Joan Didion (b. December 5, 1934) is an American author best known for her novels and her literary journalism. Her novels and essays explore the disintegration of American morals and cultural chaos, where the overriding theme is individual and social fragmentation. A sense of anxiety or dread permeates much of her work. (Click here for full Wikipedia article)
A place belongs forever to whoever claims it hardest, remembers it most obsessively, wrenches it from itself, shapes it, renders it, loves it so radically that he remakes it in his own image.
Anybody who talks about California hedonism has never spent a Christmas in Sacramento.
Ask anyone committed to Marxist analysis how many angels dance on the head of a pin, and you will be asked in return to never mind the angels, tell me who controls the production of pins.
Grammar is a piano I play by ear. All I know about grammar is its power.
I don't think anybody feels like they're a good parent. Or if people think they're good parents, they ought to think again.
I never had faith that the answers to human problems lay in anything that could be called political. I thought the answers, if there were answers, lay someplace in man's soul.
I never had much interest in being a child. As a way of being it seemed flat, failed to engage.
I no longer want reminders of what was, what got broken, what got lost, what got wasted.
I think we are well advised to keep on nodding terms with the people we used to be, whether we find them attractive company or not.
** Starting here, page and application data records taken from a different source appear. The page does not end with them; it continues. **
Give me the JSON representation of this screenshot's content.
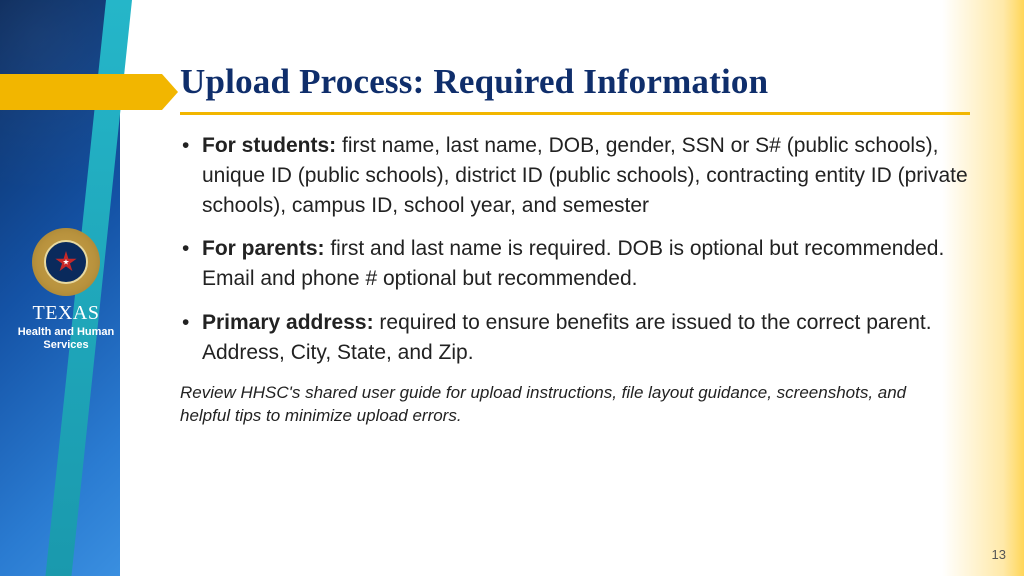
{
  "colors": {
    "title": "#0f2e6b",
    "accent_yellow": "#f2b600",
    "sidebar_blue_dark": "#0a2a5c",
    "sidebar_blue_light": "#2a7bd1",
    "teal": "#25b6c9"
  },
  "logo": {
    "main": "TEXAS",
    "sub_line1": "Health and Human",
    "sub_line2": "Services"
  },
  "title": "Upload Process: Required Information",
  "bullets": [
    {
      "label": "For students:",
      "text": " first name, last name, DOB, gender, SSN or S# (public schools), unique ID (public schools), district ID (public schools), contracting entity ID (private schools), campus ID, school year, and semester"
    },
    {
      "label": "For parents:",
      "text": " first and last name is required. DOB is optional but recommended. Email and phone # optional but recommended."
    },
    {
      "label": "Primary address:",
      "text": " required to ensure benefits are issued to the correct parent. Address, City, State, and Zip."
    }
  ],
  "footnote": "Review HHSC's shared user guide for upload instructions, file layout guidance, screenshots, and helpful tips to minimize upload errors.",
  "page_number": "13"
}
Otherwise they turn up unannounced and surprise us, come hammering on the mind's door at 4 A.M. of a bad night and demand to know who deserted them, who betrayed them, who is going to make amends.
I was no longer, if I had ever been, afraid to die: I was now afraid not to die.
I was raised an Episcopalian. And I did not and I don't believe that anyone is looking out for me personally.
Life changes fast. Life changes in the instant. You sit down to dinner and life as you know it ends.
Memories are what you no longer want to remember.
My only advantage as a reporter is that I am so physically small, so temperamentally unobtrusive, and so neurotically inarticulate that people tend to forget that my presence runs counter to their best interests.
Nothing I read about grief seemed to exactly express the craziness of it; which was the interesting aspect of it to me- how really tenuous our sanity is.
Novels are like paintings, specifically watercolors. Every stroke you put down you have to go with. Of course you can rewrite, but the original strokes are still there in the texture of the thing.
Of course great hotels have always been social ideas, flawless mirrors to the particular societies they service.
One of the things that happens to people in grief is they secretly think they're crazy, because they realize they are thinking things that don't make sense.
Quite often you want to tell somebody your dream, your nightmare. Well, nobody wants to hear about someone else's dream, good or bad; nobody wants to walk around with it. The writer is always tricking the reader into listening to the dream.
Self-respect is a question of recognizing that anything worth having has a price.
Strength is one of those things you're supposed to have. You don't feel that you have it at the time you're going through it.
Style is character.
The fancy that extraterrestrial life is by definition of a higher order than our own is one that soothes all children, and many writers.
The future always looks good in the golden land because no one remembers the past.
The impulse to write things down is a peculiarly compulsive one, inexplicable to those who do not share it, useful only accidentally, only secondarily, in the way that any compulsion tries to justify itself.
The West begins where the average annual rainfall drops below twenty inches. Water is important to people who do not have it, and the same is true of control.
The willingness to accept responsibility for one's own life is the source from which self-respect springs.
The writer is always tricking the reader into listening to their dream.
There's a general impulse to distract the grieving person- as if you could.
To believe in 'the greater good' is to operate, necessarily, in a certain ethical suspension.
To free us from the expectations of others, to give us back to ourselves- there lies the great, singular power of self-respect.
To make an omelette, you need not only those broken eggs but someone 'oppressed' to beat them: every revolutionist is presumed to understand that, and also every woman, which either does or does not make 51 percent of the population of the United States a potentially revolutionary class.
We forget all too soon the things we thought we could never forget.
We imagine things- that we wouldn't be able to survive, but in fact, we do survive. We have no choice, so we do it.
We look for the sermon in the suicide, for the social or moral lesson in the murder of five. We interpret what we see, select the most workable of the multiple choices.
We tell ourselves stories in order to live.
What's so hard about that first sentence is that you're stuck with it. Everything else is going to flow out of that sentence. And by the time you've laid down the first two sentences, your options are all gone.
When we start deceiving ourselves into thinking not that we want something... but that it is a moral imperative that we have it, that is when we join the fashionable madmen.
Writers are always selling somebody out.
You aren't sure if you're making the right decision- about anything, ever.
You had to feel the swell change. You had to go with the change. He told me that. No eye is on the sparrow but he did tell me that.
You have to pick the places you don't walk away from.
Was there ever in anyone's life span a point free in time, devoid of memory, a night when choice was any more than the sum of all the choices gone before?